=== Problem to solve ===
Copy each line of the records that contains the word "距离最短".

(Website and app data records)
########

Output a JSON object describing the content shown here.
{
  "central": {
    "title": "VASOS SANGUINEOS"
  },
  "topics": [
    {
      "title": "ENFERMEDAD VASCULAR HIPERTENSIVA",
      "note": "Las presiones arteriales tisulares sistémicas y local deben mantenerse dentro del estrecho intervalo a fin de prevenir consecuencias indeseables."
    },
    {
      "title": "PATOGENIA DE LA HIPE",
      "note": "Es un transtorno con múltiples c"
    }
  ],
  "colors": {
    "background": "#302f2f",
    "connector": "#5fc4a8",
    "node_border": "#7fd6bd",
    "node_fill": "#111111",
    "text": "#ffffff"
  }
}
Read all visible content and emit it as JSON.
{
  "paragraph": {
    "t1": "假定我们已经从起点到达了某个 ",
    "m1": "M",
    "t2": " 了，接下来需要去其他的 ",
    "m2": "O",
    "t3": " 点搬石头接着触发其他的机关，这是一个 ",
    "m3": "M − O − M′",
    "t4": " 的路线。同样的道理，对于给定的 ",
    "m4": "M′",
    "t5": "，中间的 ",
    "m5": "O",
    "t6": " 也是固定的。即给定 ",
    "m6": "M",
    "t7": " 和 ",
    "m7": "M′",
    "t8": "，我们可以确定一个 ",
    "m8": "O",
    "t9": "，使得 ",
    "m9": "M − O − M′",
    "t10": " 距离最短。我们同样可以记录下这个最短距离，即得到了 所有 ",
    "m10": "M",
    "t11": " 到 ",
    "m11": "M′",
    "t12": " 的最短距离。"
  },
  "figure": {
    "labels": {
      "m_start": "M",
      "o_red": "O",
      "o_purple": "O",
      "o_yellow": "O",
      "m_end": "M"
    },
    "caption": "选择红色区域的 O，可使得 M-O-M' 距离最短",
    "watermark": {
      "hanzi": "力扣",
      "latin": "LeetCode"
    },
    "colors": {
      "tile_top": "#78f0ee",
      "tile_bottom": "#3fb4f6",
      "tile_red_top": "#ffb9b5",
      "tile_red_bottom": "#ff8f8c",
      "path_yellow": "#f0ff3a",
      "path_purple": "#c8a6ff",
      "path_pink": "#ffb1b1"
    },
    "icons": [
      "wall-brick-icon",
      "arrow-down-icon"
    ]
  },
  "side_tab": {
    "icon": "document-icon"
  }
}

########

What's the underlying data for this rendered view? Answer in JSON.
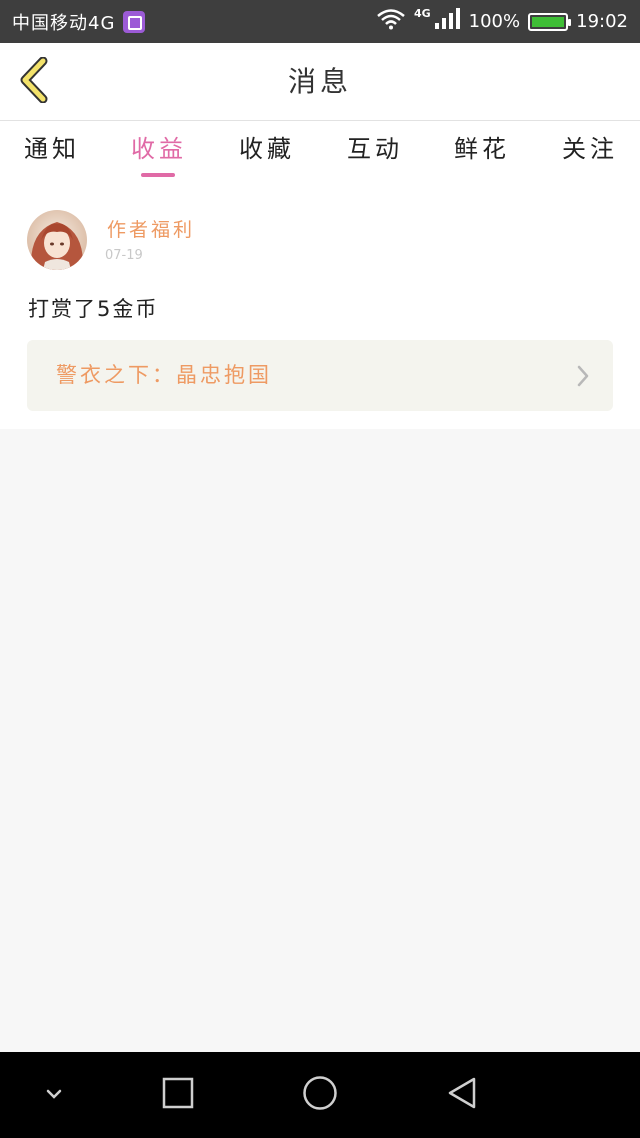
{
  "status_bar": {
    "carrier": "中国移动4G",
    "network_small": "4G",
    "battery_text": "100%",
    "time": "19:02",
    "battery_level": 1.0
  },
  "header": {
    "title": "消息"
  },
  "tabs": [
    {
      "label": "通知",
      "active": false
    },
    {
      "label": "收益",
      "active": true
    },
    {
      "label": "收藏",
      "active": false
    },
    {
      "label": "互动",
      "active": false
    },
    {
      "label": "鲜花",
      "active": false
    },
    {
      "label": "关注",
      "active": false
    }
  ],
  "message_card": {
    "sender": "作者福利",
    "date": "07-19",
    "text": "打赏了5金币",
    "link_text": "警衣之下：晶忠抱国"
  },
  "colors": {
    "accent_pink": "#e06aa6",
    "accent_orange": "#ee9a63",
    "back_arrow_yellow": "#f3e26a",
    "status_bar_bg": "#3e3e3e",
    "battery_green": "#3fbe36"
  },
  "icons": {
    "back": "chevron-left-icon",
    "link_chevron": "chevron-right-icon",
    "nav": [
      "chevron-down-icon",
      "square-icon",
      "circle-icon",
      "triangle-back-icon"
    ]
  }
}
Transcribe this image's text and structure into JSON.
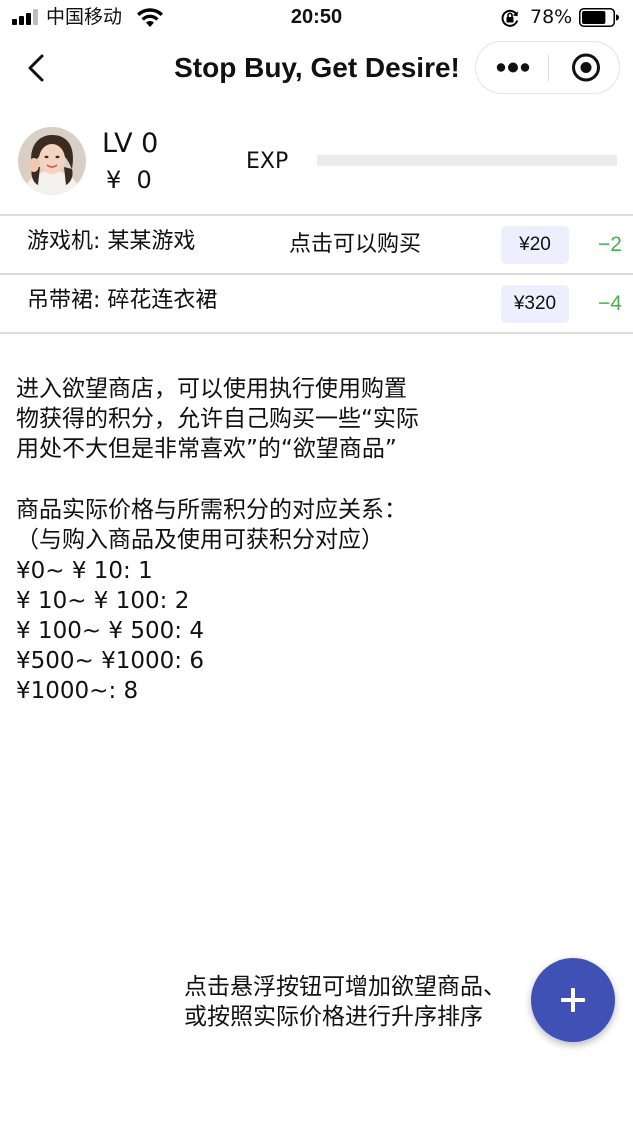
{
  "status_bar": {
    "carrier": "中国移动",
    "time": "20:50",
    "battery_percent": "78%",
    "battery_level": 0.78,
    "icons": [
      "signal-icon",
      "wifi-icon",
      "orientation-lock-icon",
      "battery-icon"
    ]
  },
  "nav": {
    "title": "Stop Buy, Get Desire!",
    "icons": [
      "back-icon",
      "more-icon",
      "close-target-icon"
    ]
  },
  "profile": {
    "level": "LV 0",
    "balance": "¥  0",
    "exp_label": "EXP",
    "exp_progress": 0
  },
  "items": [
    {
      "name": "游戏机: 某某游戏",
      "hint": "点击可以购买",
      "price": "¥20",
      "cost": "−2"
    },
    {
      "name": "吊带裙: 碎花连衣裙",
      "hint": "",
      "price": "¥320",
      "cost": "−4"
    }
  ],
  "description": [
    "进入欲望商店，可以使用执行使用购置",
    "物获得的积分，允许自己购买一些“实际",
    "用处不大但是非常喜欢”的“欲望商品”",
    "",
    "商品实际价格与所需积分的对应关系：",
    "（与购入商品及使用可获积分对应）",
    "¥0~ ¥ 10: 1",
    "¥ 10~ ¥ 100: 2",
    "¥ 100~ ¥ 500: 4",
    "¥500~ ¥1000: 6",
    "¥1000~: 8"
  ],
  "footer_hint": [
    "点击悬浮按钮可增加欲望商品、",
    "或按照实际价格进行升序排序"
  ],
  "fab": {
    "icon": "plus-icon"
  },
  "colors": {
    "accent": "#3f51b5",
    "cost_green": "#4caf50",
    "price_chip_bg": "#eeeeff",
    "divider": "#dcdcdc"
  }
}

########

=== Response to this exercise ===
    "t10": " 距离最短。我们同样可以记录下这个最短距离，即得到了 所有 ",
    "caption": "选择红色区域的 O，可使得 M-O-M' 距离最短",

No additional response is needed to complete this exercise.